The next Group G to be released and a major step up in marshmallow control over Striker. Carfentrazone is good on most difficult to control broadleaf weeds, but care needs to be taken when spraying during warm summer days as it can burn the weeds too quick. It’s also an attractive spike where short grazing withholding is needed. Be wary of formulation strength of different products. A well priced good spike for most situations.
Sledge (Pyraflufen) –
Originally premixed in a product called Pyresta. Sipcam saw value in the product as a standalone spike allowing us to adjust mix partners. A broadleaf specialist with excellent control of wireweed and other tough to control weeds. Due to a slightly slower burn down, it can be used during the summer months without a loss in efficacy and doesn’t require the addition of a penetrative oil (Hasten) like Hammer/Sharpen/Valor.
Valor/Terrain (Fumioxazin) –

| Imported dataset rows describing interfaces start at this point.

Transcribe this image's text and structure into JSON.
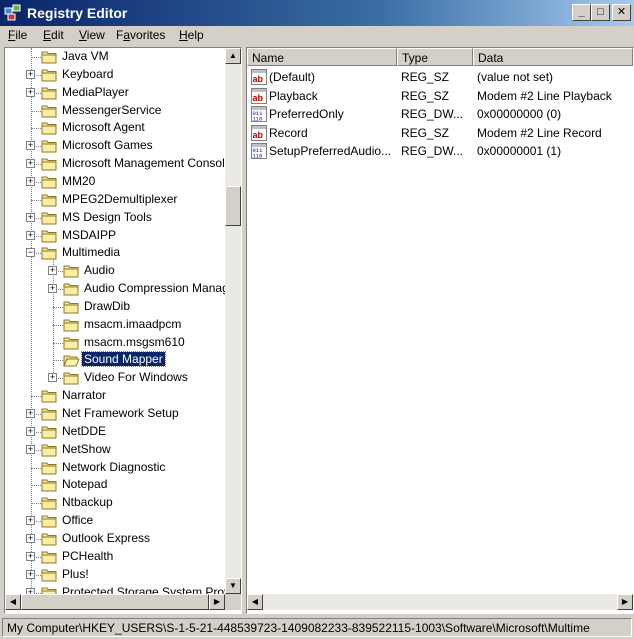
{
  "window": {
    "title": "Registry Editor"
  },
  "menu": [
    {
      "mnemonic": "F",
      "rest": "ile"
    },
    {
      "mnemonic": "E",
      "rest": "dit"
    },
    {
      "mnemonic": "V",
      "rest": "iew"
    },
    {
      "mnemonic": "",
      "rest": "Favorites"
    },
    {
      "mnemonic": "H",
      "rest": "elp"
    }
  ],
  "favorites_label": {
    "before": "F",
    "mnemonic": "a",
    "after": "vorites"
  },
  "tree": {
    "items": [
      {
        "label": "Java VM",
        "level": 1,
        "expander": "none"
      },
      {
        "label": "Keyboard",
        "level": 1,
        "expander": "plus"
      },
      {
        "label": "MediaPlayer",
        "level": 1,
        "expander": "plus"
      },
      {
        "label": "MessengerService",
        "level": 1,
        "expander": "none"
      },
      {
        "label": "Microsoft Agent",
        "level": 1,
        "expander": "none"
      },
      {
        "label": "Microsoft Games",
        "level": 1,
        "expander": "plus"
      },
      {
        "label": "Microsoft Management Console",
        "level": 1,
        "expander": "plus"
      },
      {
        "label": "MM20",
        "level": 1,
        "expander": "plus"
      },
      {
        "label": "MPEG2Demultiplexer",
        "level": 1,
        "expander": "none"
      },
      {
        "label": "MS Design Tools",
        "level": 1,
        "expander": "plus"
      },
      {
        "label": "MSDAIPP",
        "level": 1,
        "expander": "plus"
      },
      {
        "label": "Multimedia",
        "level": 1,
        "expander": "minus"
      },
      {
        "label": "Audio",
        "level": 2,
        "expander": "plus"
      },
      {
        "label": "Audio Compression Manager",
        "level": 2,
        "expander": "plus"
      },
      {
        "label": "DrawDib",
        "level": 2,
        "expander": "none"
      },
      {
        "label": "msacm.imaadpcm",
        "level": 2,
        "expander": "none"
      },
      {
        "label": "msacm.msgsm610",
        "level": 2,
        "expander": "none"
      },
      {
        "label": "Sound Mapper",
        "level": 2,
        "expander": "none",
        "selected": true
      },
      {
        "label": "Video For Windows",
        "level": 2,
        "expander": "plus"
      },
      {
        "label": "Narrator",
        "level": 1,
        "expander": "none"
      },
      {
        "label": "Net Framework Setup",
        "level": 1,
        "expander": "plus"
      },
      {
        "label": "NetDDE",
        "level": 1,
        "expander": "plus"
      },
      {
        "label": "NetShow",
        "level": 1,
        "expander": "plus"
      },
      {
        "label": "Network Diagnostic",
        "level": 1,
        "expander": "none"
      },
      {
        "label": "Notepad",
        "level": 1,
        "expander": "none"
      },
      {
        "label": "Ntbackup",
        "level": 1,
        "expander": "none"
      },
      {
        "label": "Office",
        "level": 1,
        "expander": "plus"
      },
      {
        "label": "Outlook Express",
        "level": 1,
        "expander": "plus"
      },
      {
        "label": "PCHealth",
        "level": 1,
        "expander": "plus"
      },
      {
        "label": "Plus!",
        "level": 1,
        "expander": "plus"
      },
      {
        "label": "Protected Storage System Provider",
        "level": 1,
        "expander": "plus"
      }
    ]
  },
  "values": {
    "columns": [
      "Name",
      "Type",
      "Data"
    ],
    "rows": [
      {
        "name": "(Default)",
        "type": "REG_SZ",
        "data": "(value not set)",
        "icon": "string-value-icon"
      },
      {
        "name": "Playback",
        "type": "REG_SZ",
        "data": "Modem #2 Line Playback",
        "icon": "string-value-icon"
      },
      {
        "name": "PreferredOnly",
        "type": "REG_DW...",
        "data": "0x00000000 (0)",
        "icon": "dword-value-icon"
      },
      {
        "name": "Record",
        "type": "REG_SZ",
        "data": "Modem #2 Line Record",
        "icon": "string-value-icon"
      },
      {
        "name": "SetupPreferredAudio...",
        "type": "REG_DW...",
        "data": "0x00000001 (1)",
        "icon": "dword-value-icon"
      }
    ]
  },
  "status": {
    "path": "My Computer\\HKEY_USERS\\S-1-5-21-448539723-1409082233-839522115-1003\\Software\\Microsoft\\Multime"
  },
  "colors": {
    "title_start": "#0a246a",
    "selection": "#0a246a",
    "folder": "#f5e38c",
    "window": "#d4d0c8"
  }
}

A very similar spike to Hammer with similar efficacy on weeds. Look to use over Hammer where clover/medic is more of a target weed. Possible options for use on fence lines at high rates for season-long control.
Sharpen (Saflufenacil) –
The marshmallow expert! Sharpen provides very quick burndown of large broadleaf weeds with great control of Capeweed, Prickly Lettuce and Fleabane. You may have experienced using this spike with paraquat, but when spiked with glyphosate gives an excellent kill on a broad range of weeds. A fantastic option if we have an early break and we have big weeds to target.
Voraxor (Saflufenacil & Trifludomoxazin) –
Released for the 2021 season. This new product comes with various use rates for different situations, such as knockdown, and as a pre-emergent. Voraxor offers residual control of a wide range of grass and broadleaf weeds. The high rate can provide control for 8 to 12 weeks; however, you will need to consider plant backs when used over summer. Will be at a premium to other products.
Terrador (Tiafenacil) –
Also released for the 2021 season, but unfortunately brought to the market with limited stock. Will be a well-priced knockdown spike able to bring down bigger weeds with very quick brownout. Will look likely to become a go-to spike for almost every situation. Granular formulation. Keep an eye out so you can get your hands on some to try for next summer.
Please note that these herbicides are spikes and should be used with glyphosate or other non-selective herbicide for best control. Also, ensure correct adjuvant is used as different spikes will require different adjuvant types. There are also slight differences for plant-backs to different crops for each spike. For more information, feel free to contact one of the team.